I remember the first time I had to change my daughter’s diaper. I looked down at the area I’d only known on a casual basis and gasped at the mess. A black tarry substance had coated itself amongst the, ahem, folds and other, err, areas. Gross. Nervously, I grabbed a wipe and proceeded to pat delicately at the soiled sections. Pat, pat, pat. I stopped to admire my work. The mess was wet and smeared quite a bit but otherwise, very little had changed.
A nurse, whose breathing I could hear and almost taste behind me, let out a deep sigh.
“No, no. You’ll never get it out like that. Haven’t you ever changed a baby’s diaper before?”
“Yes, my older son’s but he doesn’t have one of THOSE.” I pointed my finger at the area in question.
“It’s no different. You need to get in there and get it.” In a blinding flash, she blew past me, grabbed a wipe and was deep cleaning it in ways I was uncomfortable with. “Don’t be afraid”, she said.
Don’t be afraid? What I really wanted to tell her that was easy for her to say because she had one and was used to this and other people wouldn’t have her arrested for violating it with a wipe.
I had no idea what i was doing but I learned. The learning never stops. Things only get more complicated and scarier.
My daughter is 7. She makes me pictures. She’s polite. She loves playing games with me. She smiles alot. She brightens up my day. She’s caring. She can do the Whip and Nae Nae. She doesn’t put up with her older brother’s baloney.
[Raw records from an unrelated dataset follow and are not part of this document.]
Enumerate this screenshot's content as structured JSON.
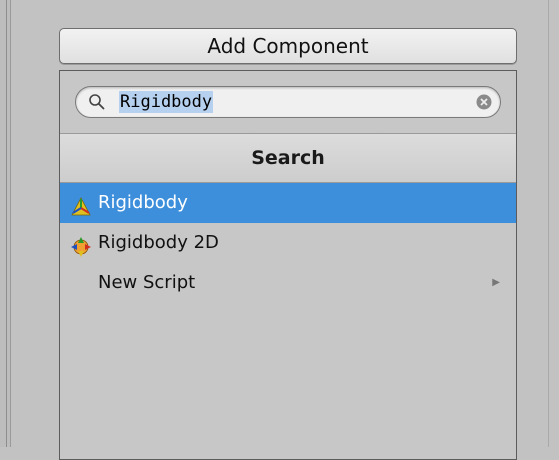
{
  "add_component": {
    "label": "Add Component"
  },
  "search": {
    "value": "Rigidbody"
  },
  "section": {
    "title": "Search"
  },
  "results": [
    {
      "label": "Rigidbody",
      "icon": "rigidbody-3d-icon",
      "selected": true
    },
    {
      "label": "Rigidbody 2D",
      "icon": "rigidbody-2d-icon",
      "selected": false
    },
    {
      "label": "New Script",
      "icon": "",
      "selected": false,
      "has_submenu": true
    }
  ],
  "colors": {
    "selection": "#3d8fdc",
    "text_selection": "#b6d1ef",
    "panel": "#c7c7c7"
  }
}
She loves to talk about one thing and make herself laugh and then change subjects and ends up talking about something unrelated that happened “6 or 1 month ago” (she’s never really sure) but all the time she smiles and laughs and makes me love.
But I’m scared of her. Actually, I’m scared for her. You see, I was a guy once. Now, I’m just a married, middle aged man whose mojo has long since left the building. As a guy though, I did things I’m not proud of. Nothing that would require therapy for anyone mind you but still, shameful, callous things.
There will be lots of guys like I was, once Brooke gets a little older. Guys after just one thing. The lies they tell to get it. The pressure girls feel to be or act a certain way for… guys. I see countless posts with girls acting like women way too early. In fact, girls seem to be going through some form of puberty much earlier.
At the turn of the 20th century, the average age for an American girl to get her period was 16 to 17. Today, that number has plummeted to less than 13, according to data from the National Health and Nutrition Examination Survey.
I’m not ready yet for this discussion. All the more reason why my wife should handle it.
Back in my day, it was nearly impossible for me to walk up to a girl and ask for their phone number. It was like I thought that rather than handing it over, they would reach into my chest, pull out my beating heart, and smash it in their fist. The advent of the Internet, apps, and social media, of course, lets guys off the hook. Now, guys can just Facebook stalk and friend request without having to go through the sweaty palms and shortness of breath that was always commonplace. Honestly, it doesn’t even seem to be that difficult anymore. Guys can quickly follow someone on Instagram, like a few of their posts, comment, and in a few days you’ll come home from work and see your daughter, watching Ellen, while naked, on the couch, with a guy, eating ice cream. Craziness. Don’t even get me started with apps like Snapchat or these “vault” apps that make sharing of dangerous and graphic photos easy and more commonplace. Just ask this high school in Colorado.
According to a new report, the pressure on teenagers to always be available on social media can lead to depression, anxiety and low self-esteem. Also factor in the higher proliferation of online bullying by young girls (23% of teens report they are or have been the target of cyberbullying) and you have a culture out there which is scarier than just having guy problems.
Short of putting her into a bubble and locking her in our basement, what can I do?
I guess all I can do is be me. Show her how a man should treat a lady. Show my wife the affection and attention she deserves. Buy flowers. Give small gifts. Show that I care because I do. Be a role model. Take our arguments out of her ear shot. Show respect, teach her to respect herself and hopefully, that’s what she’ll demand from guys in return.
Honestly, I don’t know if that’s enough or if it will even work but it’s the best I’ve got. As my father has always said, “You kids didn’t come with instruction manuals.”
I’ll continue to take deep breaths and enjoy the moments. I’ll play those extra games and listen to her every word but in the back of my mind will be guys, and bullies, and inappropriate photos, and stalking, and the lies that can be told. I’ll worry for her and hope we’ve done all the right things.
It’s a scary world out there and sometimes it’s hard not to be afraid…